also, i sprayed the cheap decorative tray with flat black paint, do i need to sand and/or seal it before i add the photos and resin?  if i add about 1/8" of resin, does anyone know how heavy that might be, since i want to make sure it won't give out on the bottom. thanks  

orksecurity7 years ago
You should be able to figure the weight of the resin by figuring the area of the table, multiplying by the 1/8" depth to get volume, converting to liquid volume measure, then weighing the resin and hardener cans to find out how much they weigh per unit of volume and multiplying appropriately.

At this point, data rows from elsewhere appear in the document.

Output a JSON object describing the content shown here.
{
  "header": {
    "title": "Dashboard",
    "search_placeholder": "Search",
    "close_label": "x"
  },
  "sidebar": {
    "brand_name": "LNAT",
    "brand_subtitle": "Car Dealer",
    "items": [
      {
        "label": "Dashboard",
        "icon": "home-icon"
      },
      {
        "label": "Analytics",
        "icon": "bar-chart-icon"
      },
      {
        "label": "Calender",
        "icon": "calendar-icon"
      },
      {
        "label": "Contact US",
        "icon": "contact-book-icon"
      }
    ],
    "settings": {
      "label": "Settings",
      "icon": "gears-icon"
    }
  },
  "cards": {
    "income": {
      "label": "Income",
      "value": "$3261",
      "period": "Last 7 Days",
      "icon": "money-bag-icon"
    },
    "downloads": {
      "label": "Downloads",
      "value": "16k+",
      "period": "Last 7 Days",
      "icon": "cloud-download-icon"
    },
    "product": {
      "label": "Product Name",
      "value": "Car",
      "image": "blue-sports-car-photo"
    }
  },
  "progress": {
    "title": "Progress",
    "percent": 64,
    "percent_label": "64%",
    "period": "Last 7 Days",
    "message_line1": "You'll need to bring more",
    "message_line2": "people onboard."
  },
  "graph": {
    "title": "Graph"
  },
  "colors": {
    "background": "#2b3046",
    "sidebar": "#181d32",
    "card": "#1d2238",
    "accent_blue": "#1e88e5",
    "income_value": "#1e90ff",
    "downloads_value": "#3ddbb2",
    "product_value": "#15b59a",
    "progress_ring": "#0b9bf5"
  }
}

The question is going to be whether the solvents in the resin affect the photos -- either by soaking in and making them transparent, or by reacting chemically, or (if they're printed via digital) by making the dyes/pigments in the ink run. Unless the epoxy's manufacturer makes some promises here -- and maybe even if they do -- I'd recommend doing a test on spare copies before committing yourself.

Similar answer re the paint; the question is going to be how well the epoxy bonds with the paint and/or bonds through the paint to the tray, and whether it reacts with the paint. Again, the epoxy's manufacturer can probably give you an answer for that. GENERALLY speaking, epoxy bonds pretty well to most things, but there are exceptions.

Also, there's a simple question of appearance. How good does that black paint job look? Once buried under the epoxy, you're never going to be able to touch it up. Make sure it is as close to perfect as possible before committing yourself.

Don't forget that you're probably going to have to polish the surface of the epoxy after it hardens, if you really want it to be transparent. You also need to make sure you have a suitably transparent resin, and that it will stay transparent over the lifetime of the tray, but I presume you've already considered that.
great answer ork, I offer the following in addition to your considered response:
  • photos can be sealed or laminated prior to setting in resin which may protect them from a chemical reaction, and degradation
  • tutorial on resin casting here